Khushru shares the “Memories of a 12 year-old-mohbed”
All of 12, I vividly recall how excited my younger brother Neville and I were for our first muktad at Sir Jamshetjee Jeejebhoy Agiary better known as Sir ni Agiary.
It may be something due to the fact that our father Khursetjee Vajifdar was a devout and dynamic dastur who got us started with public service as a young age.
In spite of a head bath so early in the morning there would be sleep in our eyes, however we would be bright-eyed and bushy-tailed the minute we but all set foot in the agiary.
The hustle-bustle of the people, the dasturjis praying loud, each one trying to drown the voice of the other when they recited the names of the departed souls, so that they can be heard by their respective behdin and bow down in reverence…. the energy, the fragrance of the sandal wood, the atmosphere was so beautiful with a multitude of lamps glowing and the tables decorated with roses and lilies was a sight to behold–especially at the break of dawn.
A feeling of divinity enveloped the agiary and the people in it.
There is no hiding the fact that we were partly excited because as young kids it was the time to earn some good pocket money.
All the asudaats that the behdins would give us for praying was a great motivator to get up early in the morning at 4am and prep up to go to the agiary.
The moment we stepped into the sacred precincts of the fire temple, we had to get on with the morning satum.
Often, the behdins were eager to get their prayers done and get on with their day. And whilst I prayed with all the sincerity of a 12-year-old, I couldn’t help noticing what was laid out for satum— for that’s what we would be eating for breakfast.
Yummy bhakras today! How exciting was all that for a young lad.
Apart from the prayers and a feeling of serenity and peace, catching up with all the new mobeds who had come from different cities especially for muktad prayers and the chasniwala boys mostly from Petit School (Boarding) was the fun element. We all shared a great bond and a sense of camaraderie.
By the end of the day we were exhausted, yet exhilarated …and by the ninth day we couldn’t wait for the Parsee New Year to arrive.
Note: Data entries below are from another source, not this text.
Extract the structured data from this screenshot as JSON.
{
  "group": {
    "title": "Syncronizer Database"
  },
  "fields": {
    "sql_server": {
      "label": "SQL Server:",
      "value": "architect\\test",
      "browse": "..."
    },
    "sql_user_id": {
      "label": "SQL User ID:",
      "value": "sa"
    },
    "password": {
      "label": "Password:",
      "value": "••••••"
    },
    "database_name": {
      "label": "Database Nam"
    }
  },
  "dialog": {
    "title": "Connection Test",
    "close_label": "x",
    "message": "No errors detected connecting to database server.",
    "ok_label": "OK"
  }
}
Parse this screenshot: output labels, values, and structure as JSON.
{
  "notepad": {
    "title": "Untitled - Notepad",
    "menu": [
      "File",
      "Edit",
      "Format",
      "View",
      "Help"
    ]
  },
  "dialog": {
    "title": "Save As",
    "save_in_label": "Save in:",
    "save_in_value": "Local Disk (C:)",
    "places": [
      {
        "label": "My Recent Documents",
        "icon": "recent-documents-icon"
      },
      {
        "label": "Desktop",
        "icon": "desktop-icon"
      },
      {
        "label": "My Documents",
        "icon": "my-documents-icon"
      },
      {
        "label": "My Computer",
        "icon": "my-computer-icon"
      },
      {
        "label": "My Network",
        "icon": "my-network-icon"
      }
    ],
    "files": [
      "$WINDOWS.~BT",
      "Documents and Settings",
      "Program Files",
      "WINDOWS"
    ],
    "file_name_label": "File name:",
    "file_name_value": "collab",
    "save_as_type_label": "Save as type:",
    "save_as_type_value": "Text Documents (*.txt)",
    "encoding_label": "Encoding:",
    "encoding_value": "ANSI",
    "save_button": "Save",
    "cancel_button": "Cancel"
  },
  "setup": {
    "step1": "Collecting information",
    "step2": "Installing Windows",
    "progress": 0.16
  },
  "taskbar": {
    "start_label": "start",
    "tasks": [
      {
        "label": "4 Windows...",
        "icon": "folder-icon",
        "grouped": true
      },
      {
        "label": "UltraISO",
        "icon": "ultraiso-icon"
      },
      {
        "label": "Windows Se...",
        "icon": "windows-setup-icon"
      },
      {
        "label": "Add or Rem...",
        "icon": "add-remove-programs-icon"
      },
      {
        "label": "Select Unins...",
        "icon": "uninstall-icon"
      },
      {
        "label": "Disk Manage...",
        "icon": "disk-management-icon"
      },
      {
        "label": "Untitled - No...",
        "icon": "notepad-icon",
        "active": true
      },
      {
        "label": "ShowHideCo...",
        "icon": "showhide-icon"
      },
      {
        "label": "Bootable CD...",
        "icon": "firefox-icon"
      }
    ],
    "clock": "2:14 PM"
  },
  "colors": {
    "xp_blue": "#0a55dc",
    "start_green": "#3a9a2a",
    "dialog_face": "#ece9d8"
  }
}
We made new friends, felt rich and important, and so satisfied with a perfect start to the year.
From the memories of a 12-year-old praying during muktad times, cut to the time we moved to Auckland 16 years ago…..and we had our first mukatad at the Forud Shahalori Dadgah that Aspi Shahlori had built singlehandedly 15-years-ago.
We were overcome with a feeling of joy and gratitude that we could have the prayers for the departed souls in a faraway land…literally at the end of the world.
The anticipation was no less—not for the asudaat now but just that it would bring solace to all the people who have lost their near and dear ones, as they found comfort in the prayers. Bringing in the New Year with a jashan at the dadgah was always a special event that brought the community together.
Most of the prayers are done on a voluntary basis and my older and wiser self is filled with a sense of reverence.
It is a huge privilege as we collectively pray to all our Fravashis followed by the remembrance of individual souls and Fravashis of the departed souls.
Ervad Khushru Master lives in Auckland with his wife Farida. Besides being actively involved in the local community at various levels, he is one of the regular mobeds performing various religious ceremonies, and will be performing the community muktad prayer ceremonies at the Shahlori Darbe –Mehr in Auckland.